The publishing offices and the rococo castle in which the orgies are held are facades which exclude the outside world. Franco expresses this theme of deceptive appearances by the way he shoots these locations, panning and zooming into the architectural details whose aesthetic qualities ironically contrast with the blood orgies executed within.
These visual tidbits may also underscore the ancient or Medieval nature of Vogel's obsessions. The casting of beady-eyed Pierre Taylou and Lina Romay, as the arrogant publisher and his airhead secretary, works in perfect contrast to Franco's performance as the seedy Vogel. Taylou, in his tacky mid-70s leisure suit, and Romay, in her then-fashionable maxi-coat, represent common complacency and hypocrisy. In contrast, Vogel appears at least honest about his crusade. "One must know evil in order to fight it" he tells them. This battle between Vogel's mania and the cult's more socially acceptable depravity is the film's main trumpet call. The endings of EXORCISM and SADIST OF NOTRE DAME are quite different. In EXORCISM, Taylou jumps into the pursuing police car after Vogel has murdered a cult member (an interesting touch reminding one of Fritz Lang's M, in which the police and the underworld both pursue a killer). In SADIST OF NOTRE DAME, the chase is abruptly cut off when Vogel is taken into custody at Notre-Dame. In EXORCISM, Vogel is tracked to his suburban house where the lead inspector takes him out with a DIRTY HARRY-style shot that just misses Lina Romay, who is being held hostage. As Vogel falls dead into the front seat of his car, a dog howls mournfully in the distance. This effective touch can only be heard in the French-language version.
The film ends as the camera quickly pans up to the roof of Vogel's house as the police absurdly speed away, leaving the dead Vogel and his traumatized hostage unattended! Even with all these rough edges, EXORCISM and its many variants haunt the memory as an uncompromising version into the center of madness and depravity.
Franco's own performance here is brave and affecting, the total opposite of his usual tongue-in-check cameo appearances in his own movies. The voyeuristic scenes where he spies on Romay and her lesbian lover are especially chilling, due to the subdued way Franco moves his eyes and body as he peers through the window. Although he doesn't utter a word, his emotions are clear. The fact that Franco's acting here is superior to the direction indicates that the role itself was more important to him than the resulting film.
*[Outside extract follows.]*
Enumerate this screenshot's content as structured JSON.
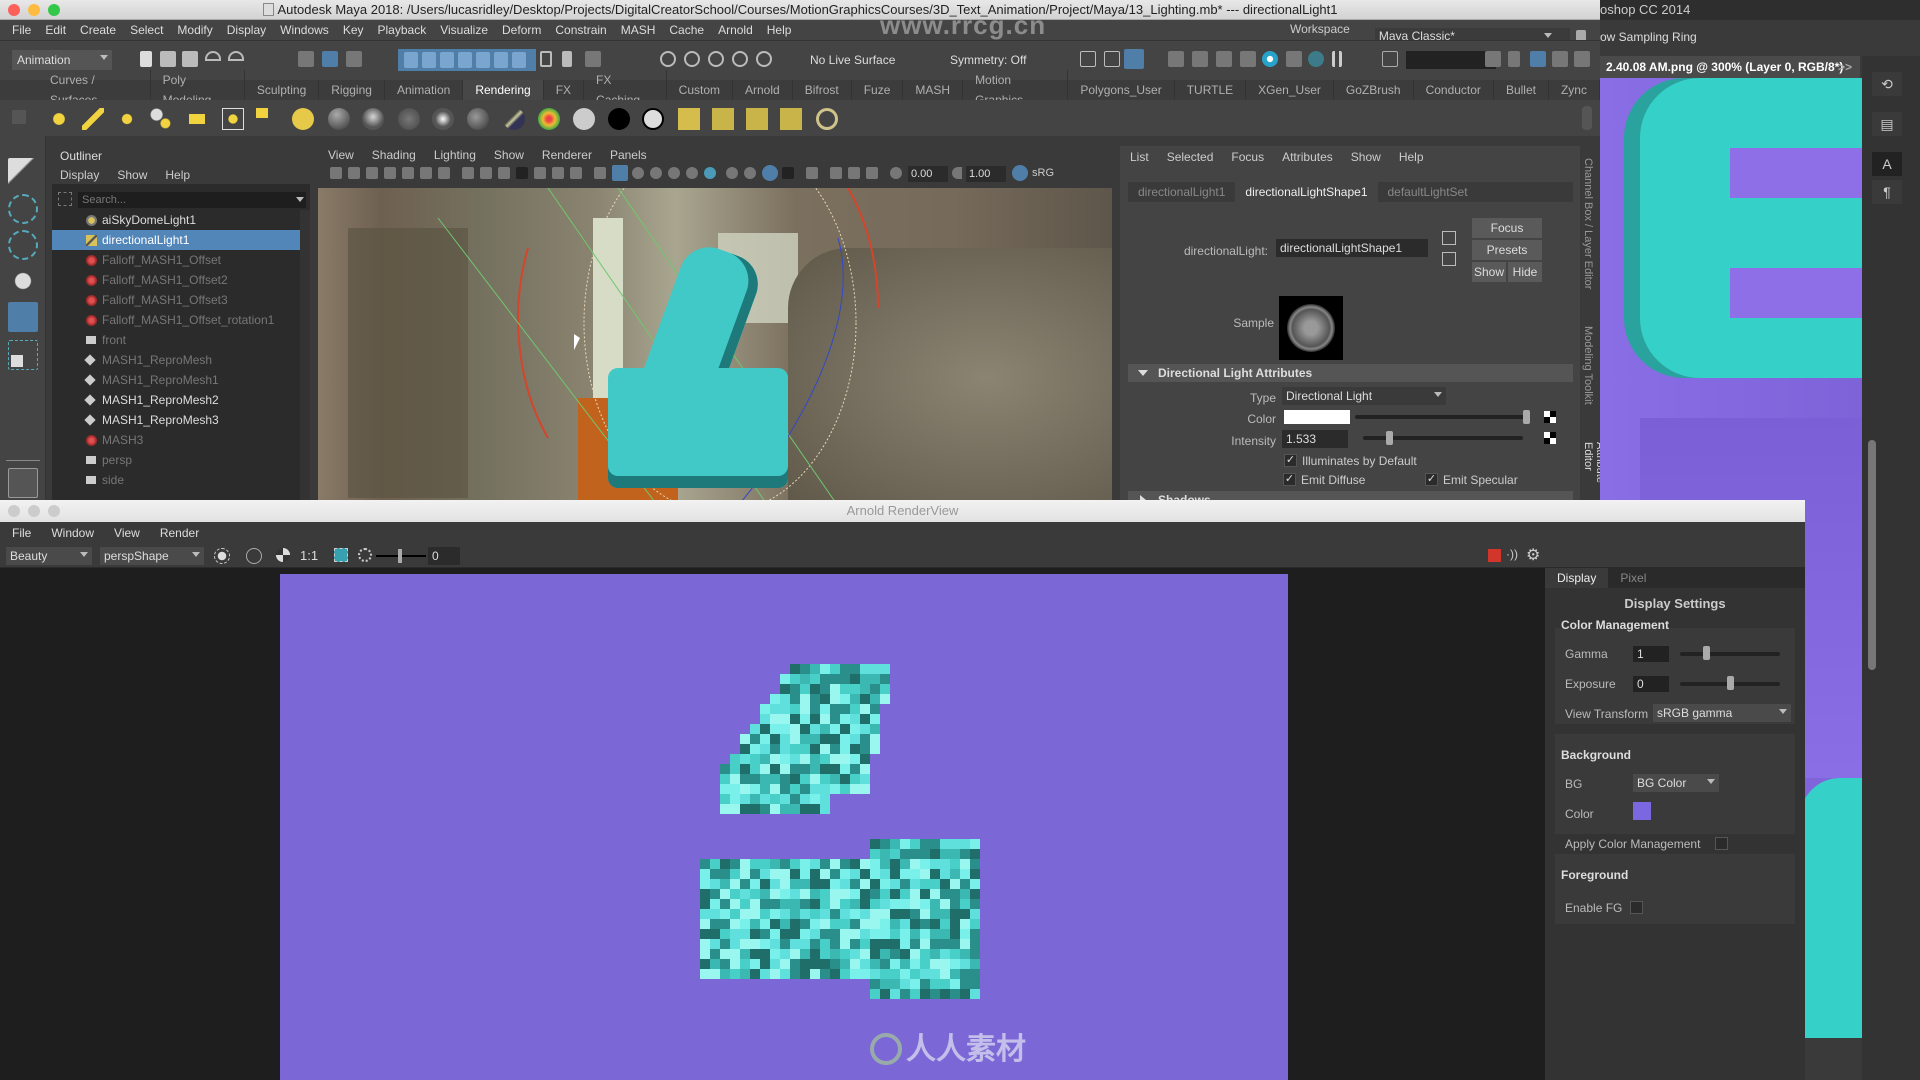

Completest collectors will probably want all these alternate versions and make up their own mind about which is the most effective as both a psycho-sexual thriller and modern morality play. Or maybe it's just another chapter in Jess Franco's 200 title filmed autobiography.
Robert Monell updated and expanded 2016